In 1972 four filmmakers – Joanna Davis, Mary Pat Leece, Ron Peck and Wilf Thust – came together to set up a new film workshop and cinema on Roman Road in east London. The aim of Four Corners was to bring the craft of filmmaking to those who had previously been excluded from the practice. Its early films also turned the lens on diverse communities who had largely been ignored up until then, including East End working class women, Bangladeshis and London’s gay scene.
Around the same time, a workshop and gallery called The Half Moon Photography Workshop (later known as Camerawork) opened up two doors down from Four Corners on Roman Road. They began publishing Camerawork magazine in 1976, with a focus on demystifying and democratising the practice of photography. It became known for its visual commentary on the political and social upheavals of the time such as The Troubles in Ireland, and working with renowned photographers such as Martin Parr and Chris Steele-Perkins.

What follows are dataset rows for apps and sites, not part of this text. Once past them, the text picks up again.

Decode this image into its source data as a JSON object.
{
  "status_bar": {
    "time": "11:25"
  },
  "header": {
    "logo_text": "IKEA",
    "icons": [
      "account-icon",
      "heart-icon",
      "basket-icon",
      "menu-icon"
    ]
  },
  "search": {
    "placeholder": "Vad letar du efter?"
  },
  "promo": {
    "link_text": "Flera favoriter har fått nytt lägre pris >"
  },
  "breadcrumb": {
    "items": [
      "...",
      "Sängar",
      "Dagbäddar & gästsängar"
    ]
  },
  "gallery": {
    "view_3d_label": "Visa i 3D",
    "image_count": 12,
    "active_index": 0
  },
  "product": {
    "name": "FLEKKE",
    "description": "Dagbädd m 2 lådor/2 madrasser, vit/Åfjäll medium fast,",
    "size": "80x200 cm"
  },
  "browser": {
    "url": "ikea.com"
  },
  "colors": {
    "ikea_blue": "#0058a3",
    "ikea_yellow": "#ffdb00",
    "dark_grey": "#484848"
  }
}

These two organisations were fundamental in revolutionising London’s independent film and photography scene in the 1970s and 1980s, and their contribution to the movement is now being celebrated as part of a new retrospective exhibition at Four Corners, which still exists on Roman Road.

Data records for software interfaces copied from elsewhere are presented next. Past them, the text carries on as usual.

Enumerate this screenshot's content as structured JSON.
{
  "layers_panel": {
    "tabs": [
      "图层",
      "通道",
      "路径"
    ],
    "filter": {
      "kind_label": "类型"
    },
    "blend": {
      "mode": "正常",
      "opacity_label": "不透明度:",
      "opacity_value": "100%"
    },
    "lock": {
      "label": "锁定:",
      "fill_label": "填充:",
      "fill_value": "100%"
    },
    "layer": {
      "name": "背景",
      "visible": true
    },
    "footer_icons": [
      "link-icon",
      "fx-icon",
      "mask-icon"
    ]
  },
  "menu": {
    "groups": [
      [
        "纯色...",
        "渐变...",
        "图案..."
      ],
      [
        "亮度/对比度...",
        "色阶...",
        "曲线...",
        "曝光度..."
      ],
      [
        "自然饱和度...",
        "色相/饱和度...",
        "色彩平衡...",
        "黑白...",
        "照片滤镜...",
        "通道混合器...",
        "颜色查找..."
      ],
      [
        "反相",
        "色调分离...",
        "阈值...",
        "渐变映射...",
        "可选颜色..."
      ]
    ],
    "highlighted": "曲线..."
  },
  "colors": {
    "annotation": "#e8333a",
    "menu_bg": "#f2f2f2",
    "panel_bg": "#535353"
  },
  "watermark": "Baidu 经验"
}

The centre was given a £100,000 grant by the Heritage Lottery Fund in 2016 to research and archive its early work along with that of Camerawork. This research has culminated in a digital archive and accompanying exhibition showcasing the two organisations’ work from 1972-1987. The archive will see sixteen films, more than 1,000 photographs, posters, recordings and all 32 issues of Camerawork digitised for the first time.

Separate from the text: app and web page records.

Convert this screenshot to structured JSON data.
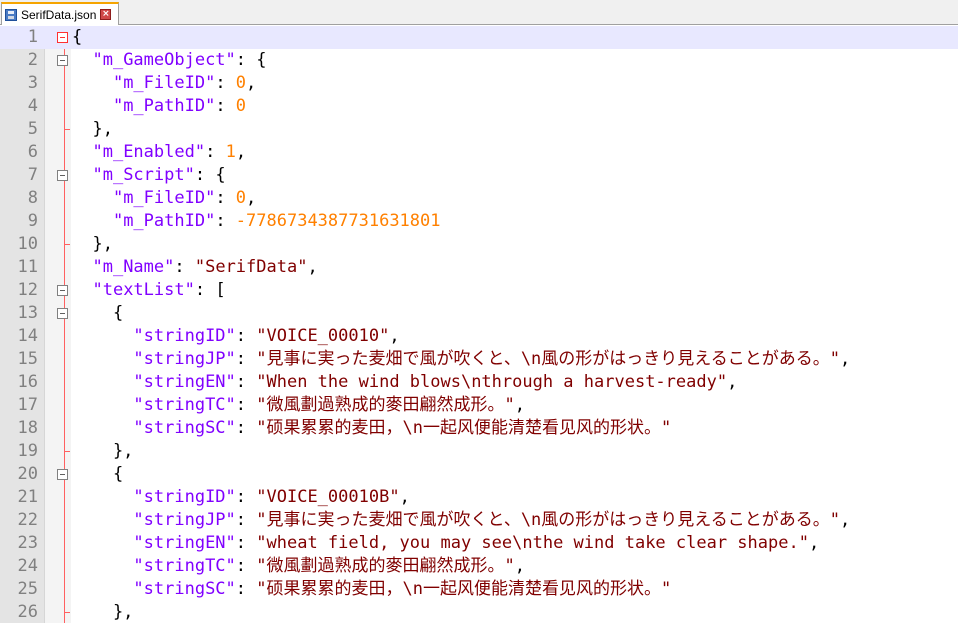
{
  "tab": {
    "label": "SerifData.json"
  },
  "lines": [
    {
      "n": "1",
      "tokens": [
        [
          "p",
          "{"
        ]
      ]
    },
    {
      "n": "2",
      "tokens": [
        [
          "p",
          "  "
        ],
        [
          "k",
          "\"m_GameObject\""
        ],
        [
          "p",
          ": {"
        ]
      ]
    },
    {
      "n": "3",
      "tokens": [
        [
          "p",
          "    "
        ],
        [
          "k",
          "\"m_FileID\""
        ],
        [
          "p",
          ": "
        ],
        [
          "n",
          "0"
        ],
        [
          "p",
          ","
        ]
      ]
    },
    {
      "n": "4",
      "tokens": [
        [
          "p",
          "    "
        ],
        [
          "k",
          "\"m_PathID\""
        ],
        [
          "p",
          ": "
        ],
        [
          "n",
          "0"
        ]
      ]
    },
    {
      "n": "5",
      "tokens": [
        [
          "p",
          "  },"
        ]
      ]
    },
    {
      "n": "6",
      "tokens": [
        [
          "p",
          "  "
        ],
        [
          "k",
          "\"m_Enabled\""
        ],
        [
          "p",
          ": "
        ],
        [
          "n",
          "1"
        ],
        [
          "p",
          ","
        ]
      ]
    },
    {
      "n": "7",
      "tokens": [
        [
          "p",
          "  "
        ],
        [
          "k",
          "\"m_Script\""
        ],
        [
          "p",
          ": {"
        ]
      ]
    },
    {
      "n": "8",
      "tokens": [
        [
          "p",
          "    "
        ],
        [
          "k",
          "\"m_FileID\""
        ],
        [
          "p",
          ": "
        ],
        [
          "n",
          "0"
        ],
        [
          "p",
          ","
        ]
      ]
    },
    {
      "n": "9",
      "tokens": [
        [
          "p",
          "    "
        ],
        [
          "k",
          "\"m_PathID\""
        ],
        [
          "p",
          ": "
        ],
        [
          "n",
          "-7786734387731631801"
        ]
      ]
    },
    {
      "n": "10",
      "tokens": [
        [
          "p",
          "  },"
        ]
      ]
    },
    {
      "n": "11",
      "tokens": [
        [
          "p",
          "  "
        ],
        [
          "k",
          "\"m_Name\""
        ],
        [
          "p",
          ": "
        ],
        [
          "s",
          "\"SerifData\""
        ],
        [
          "p",
          ","
        ]
      ]
    },
    {
      "n": "12",
      "tokens": [
        [
          "p",
          "  "
        ],
        [
          "k",
          "\"textList\""
        ],
        [
          "p",
          ": ["
        ]
      ]
    },
    {
      "n": "13",
      "tokens": [
        [
          "p",
          "    {"
        ]
      ]
    },
    {
      "n": "14",
      "tokens": [
        [
          "p",
          "      "
        ],
        [
          "k",
          "\"stringID\""
        ],
        [
          "p",
          ": "
        ],
        [
          "s",
          "\"VOICE_00010\""
        ],
        [
          "p",
          ","
        ]
      ]
    },
    {
      "n": "15",
      "tokens": [
        [
          "p",
          "      "
        ],
        [
          "k",
          "\"stringJP\""
        ],
        [
          "p",
          ": "
        ],
        [
          "s",
          "\"見事に実った麦畑で風が吹くと、\\n風の形がはっきり見えることがある。\""
        ],
        [
          "p",
          ","
        ]
      ]
    },
    {
      "n": "16",
      "tokens": [
        [
          "p",
          "      "
        ],
        [
          "k",
          "\"stringEN\""
        ],
        [
          "p",
          ": "
        ],
        [
          "s",
          "\"When the wind blows\\nthrough a harvest-ready\""
        ],
        [
          "p",
          ","
        ]
      ]
    },
    {
      "n": "17",
      "tokens": [
        [
          "p",
          "      "
        ],
        [
          "k",
          "\"stringTC\""
        ],
        [
          "p",
          ": "
        ],
        [
          "s",
          "\"微風劃過熟成的麥田翩然成形。\""
        ],
        [
          "p",
          ","
        ]
      ]
    },
    {
      "n": "18",
      "tokens": [
        [
          "p",
          "      "
        ],
        [
          "k",
          "\"stringSC\""
        ],
        [
          "p",
          ": "
        ],
        [
          "s",
          "\"硕果累累的麦田，\\n一起风便能清楚看见风的形状。\""
        ]
      ]
    },
    {
      "n": "19",
      "tokens": [
        [
          "p",
          "    },"
        ]
      ]
    },
    {
      "n": "20",
      "tokens": [
        [
          "p",
          "    {"
        ]
      ]
    },
    {
      "n": "21",
      "tokens": [
        [
          "p",
          "      "
        ],
        [
          "k",
          "\"stringID\""
        ],
        [
          "p",
          ": "
        ],
        [
          "s",
          "\"VOICE_00010B\""
        ],
        [
          "p",
          ","
        ]
      ]
    },
    {
      "n": "22",
      "tokens": [
        [
          "p",
          "      "
        ],
        [
          "k",
          "\"stringJP\""
        ],
        [
          "p",
          ": "
        ],
        [
          "s",
          "\"見事に実った麦畑で風が吹くと、\\n風の形がはっきり見えることがある。\""
        ],
        [
          "p",
          ","
        ]
      ]
    },
    {
      "n": "23",
      "tokens": [
        [
          "p",
          "      "
        ],
        [
          "k",
          "\"stringEN\""
        ],
        [
          "p",
          ": "
        ],
        [
          "s",
          "\"wheat field, you may see\\nthe wind take clear shape.\""
        ],
        [
          "p",
          ","
        ]
      ]
    },
    {
      "n": "24",
      "tokens": [
        [
          "p",
          "      "
        ],
        [
          "k",
          "\"stringTC\""
        ],
        [
          "p",
          ": "
        ],
        [
          "s",
          "\"微風劃過熟成的麥田翩然成形。\""
        ],
        [
          "p",
          ","
        ]
      ]
    },
    {
      "n": "25",
      "tokens": [
        [
          "p",
          "      "
        ],
        [
          "k",
          "\"stringSC\""
        ],
        [
          "p",
          ": "
        ],
        [
          "s",
          "\"硕果累累的麦田，\\n一起风便能清楚看见风的形状。\""
        ]
      ]
    },
    {
      "n": "26",
      "tokens": [
        [
          "p",
          "    },"
        ]
      ]
    }
  ],
  "colors": {
    "key": "#8000ff",
    "string": "#800000",
    "number": "#ff8000",
    "current_line": "#e8e8ff",
    "tab_accent": "#f5a400"
  },
  "icons": {
    "tab_file": "save-icon",
    "tab_close": "close-icon",
    "fold": "fold-minus-icon"
  }
}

The exhibition will include archive material and photos form the likes of Susan Meiselas, Mike Goldwater and Peter Kennard, alongside posters, extracts from Four Corners’ films, oral histories and an accompanying public talks programme run in partnership with Birkbeck, University of London.